They discussed the findings from RSM's new report, What Does ESG Mean for the Charity Sector?, which analysed 114 charities' annual accounts.
None of the charities surveyed had a strategy specifically labelled under ESG, whilst most corporate organisations do.
However, just under a quarter (23%) of charities did include a section referencing activity that aligned to ESG reporting.
Only 17% of charities' annual accounts included streamlined energy and carbon reporting. Some 14% of charities surveyed had a specific webpage dedicated to ESG.
Charities did score relatively well on the governance aspect of ESG, with a third having adopted a governance code.
Charities are expected to act on ESG

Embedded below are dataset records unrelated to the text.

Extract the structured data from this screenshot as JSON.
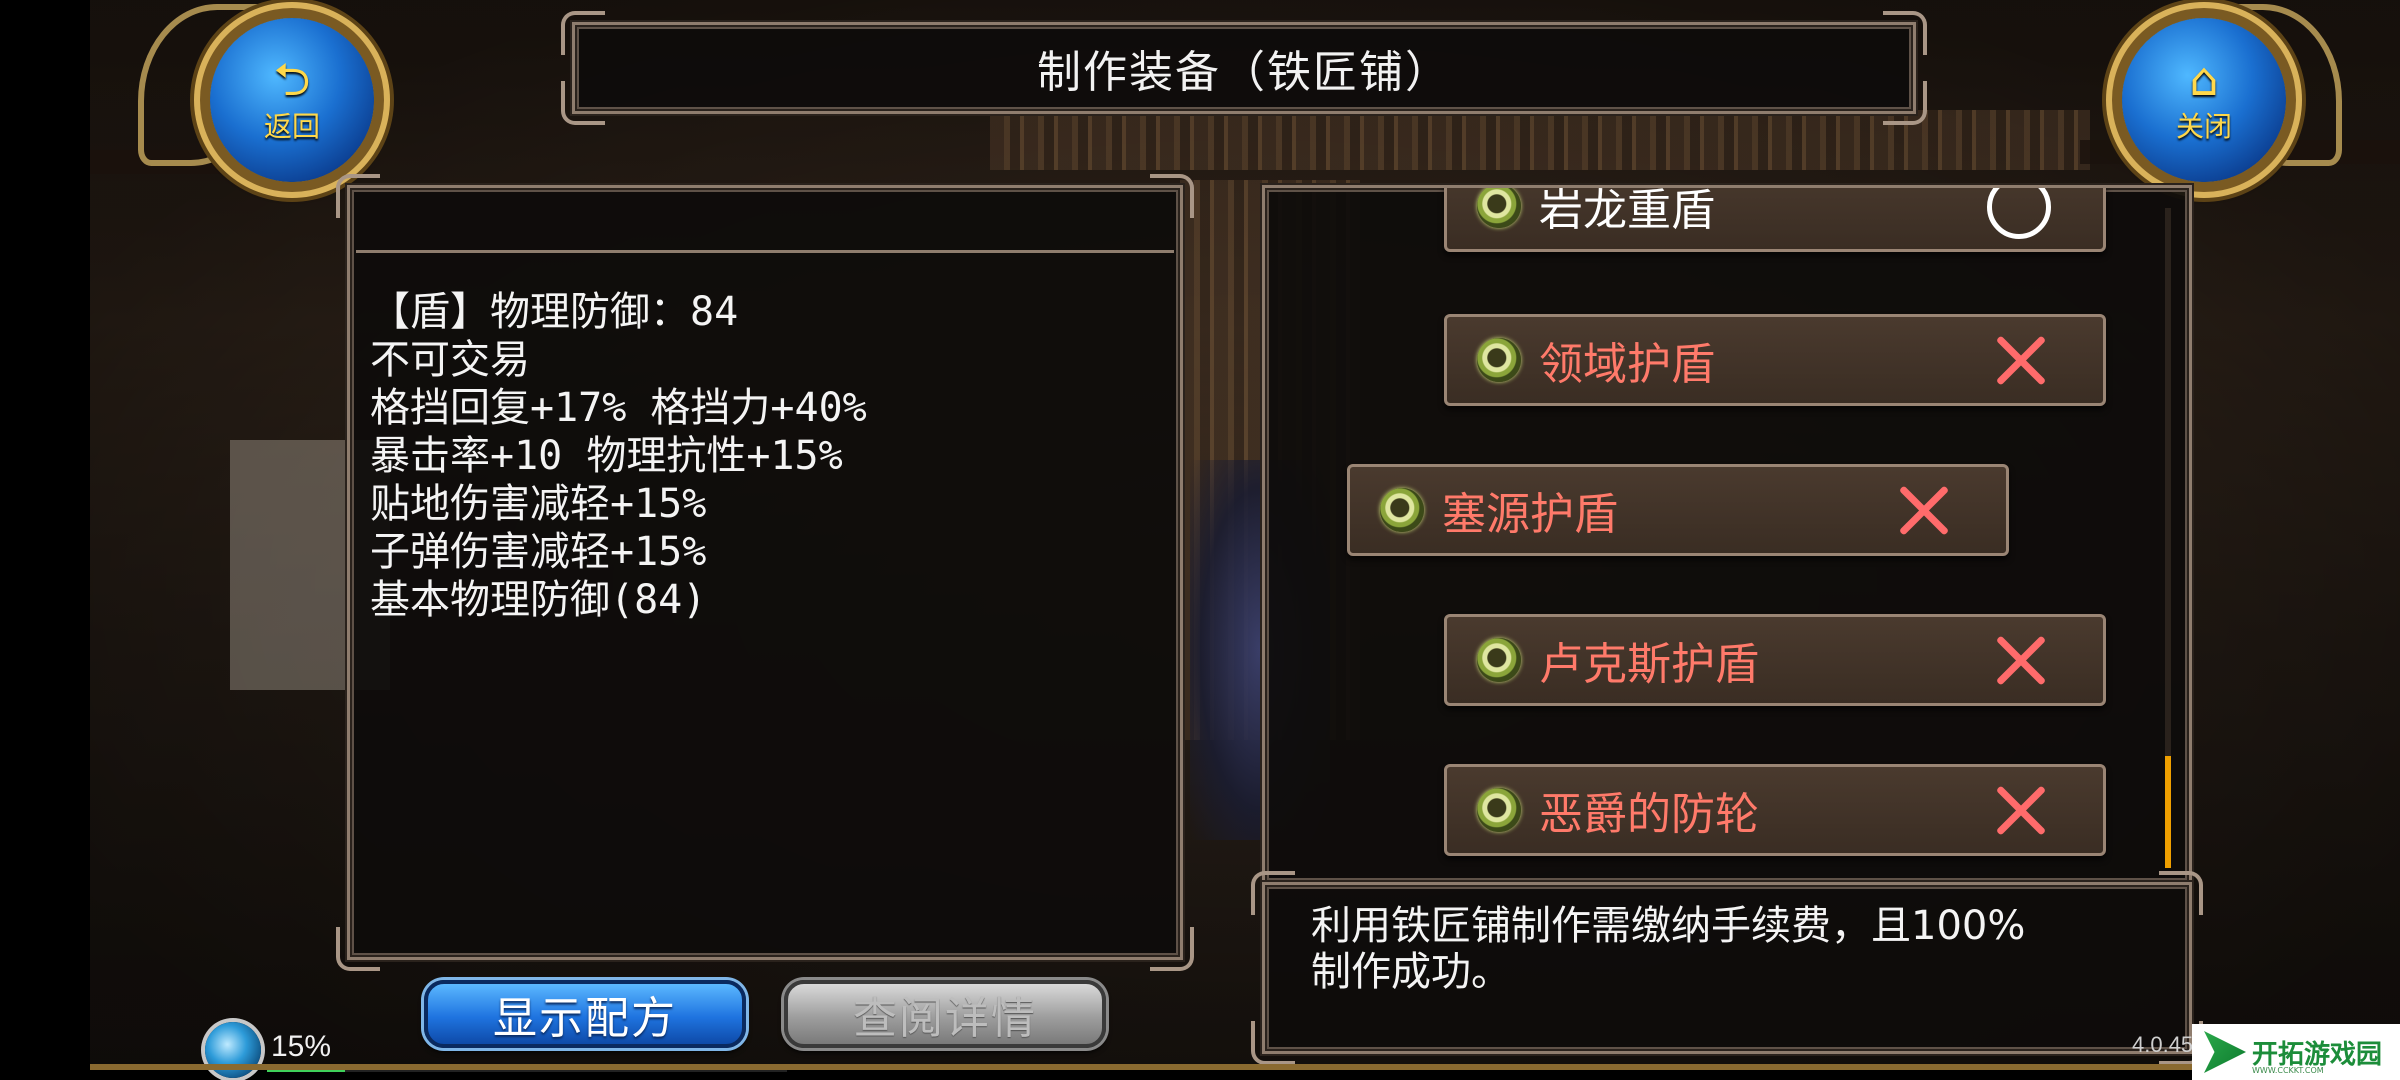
{
  "header": {
    "title": "制作装备（铁匠铺）",
    "back_label": "返回",
    "close_label": "关闭"
  },
  "item_stats": [
    "【盾】物理防御：84",
    "不可交易",
    "格挡回复+17% 格挡力+40%",
    "暴击率+10 物理抗性+15%",
    "贴地伤害减轻+15%",
    "子弹伤害减轻+15%",
    "基本物理防御(84)"
  ],
  "recipes": [
    {
      "name": "岩龙重盾",
      "craftable": true,
      "selected": true
    },
    {
      "name": "领域护盾",
      "craftable": false,
      "selected": false
    },
    {
      "name": "塞源护盾",
      "craftable": false,
      "selected": false
    },
    {
      "name": "卢克斯护盾",
      "craftable": false,
      "selected": false
    },
    {
      "name": "恶爵的防轮",
      "craftable": false,
      "selected": false
    }
  ],
  "description": {
    "line1": "利用铁匠铺制作需缴纳手续费，且100%",
    "line2": "制作成功。"
  },
  "buttons": {
    "show_recipe": "显示配方",
    "view_details": "查阅详情"
  },
  "status_bar": {
    "progress_percent_label": "15%",
    "progress_fraction": 0.15,
    "version": "4.0.45"
  },
  "watermark": {
    "title": "开拓游戏园",
    "subtitle": "WWW.CCKKT.COM"
  },
  "colors": {
    "not_craftable": "#ff7a6a",
    "craftable": "#ffffff",
    "accent_gold": "#ffd84a",
    "scroll_thumb": "#f0a000"
  }
}
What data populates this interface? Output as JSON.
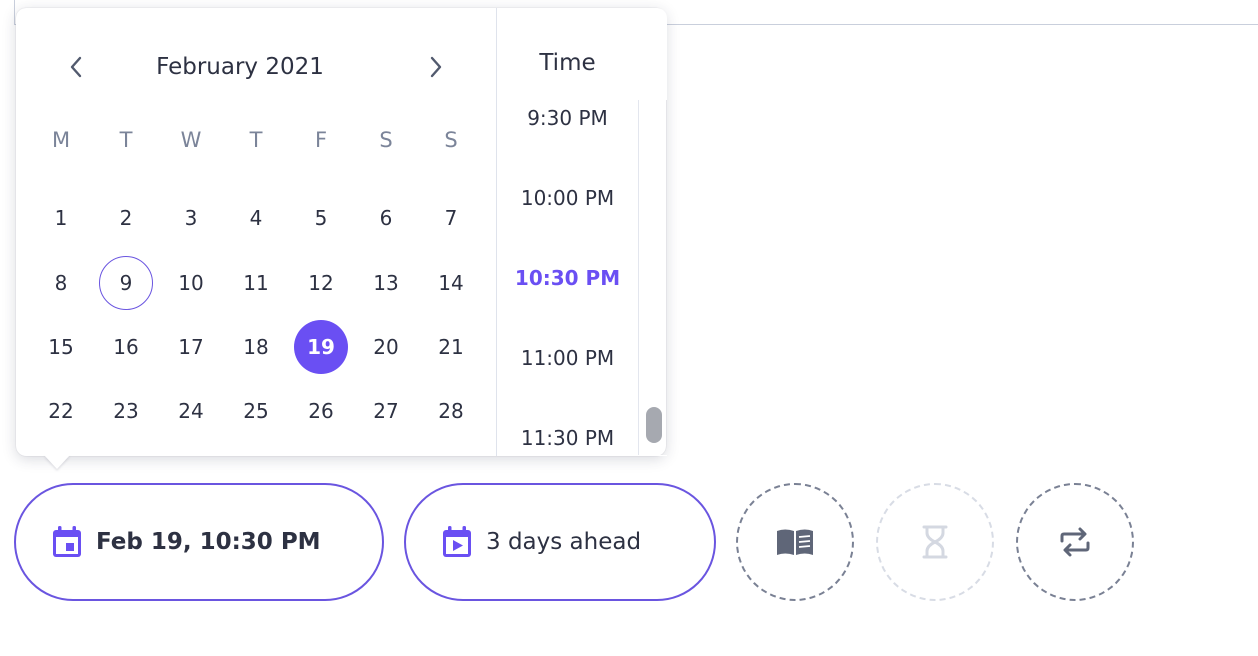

The report finds charities have a “head start” when it comes to ESG, as the purpose of a charity is to provide public benefit and cause no harm to the environment – so it already aligns with most charitable objectives.
Sladden said: “This is becoming a wider responsibility for us all. We cannot ignore the obligation to act on climate change.”
He then went on to discuss how charities can create an ESG strategy.
“In order to start from scratch with your ESG strategy you need to know where you are,” Sladden said.
His colleague, Tetlaw, added: “ESG needs to be bespoke for what your operations are.”
She gave the example of working from home not being the automatically most environmentally-friendly option, as it depends on how many people are sharing an energy supply in that household. In some cases, it might be more efficient to work from an office.
How do you create an ESG strategy?
Sladden outlined seven steps charities could take to create an effective ESG strategy:
- Working group – charities should assemble a working group dedicated to ESG reporting which tracks the charity’s actions. This should be made up of the best-suited people and include a senior leader, they advised.
- Self-assessment – a charity should conduct a self-assessment on what they are currently doing that aligns with ESG reporting.
- Where do you want to be? – outline how your charity wants to improve on ESG reporting.
- Board endorsement – discuss these new ideas with the board.
- Partner collaboration – enhanced ESG reporting could open opportunities for more partner collaborations that have a natural fit with your cause, Sladden said.
- Report to stakeholders – ensure your stakeholders know your position on the matters.
- Continuous involvement – Sladden emphasised that ESG is a journey that will not happen overnight.
Sladden closed the session with a call to action. He said: “The charity sector should be proud of the efforts they have made to date reporting on ESG, however we shouldn’t be complacent. ESG is evolving rapidly so it’s vital to stay up to date and abreast of any new regulations.”
RSM plans to repeat the research in a year to 18 months’ time.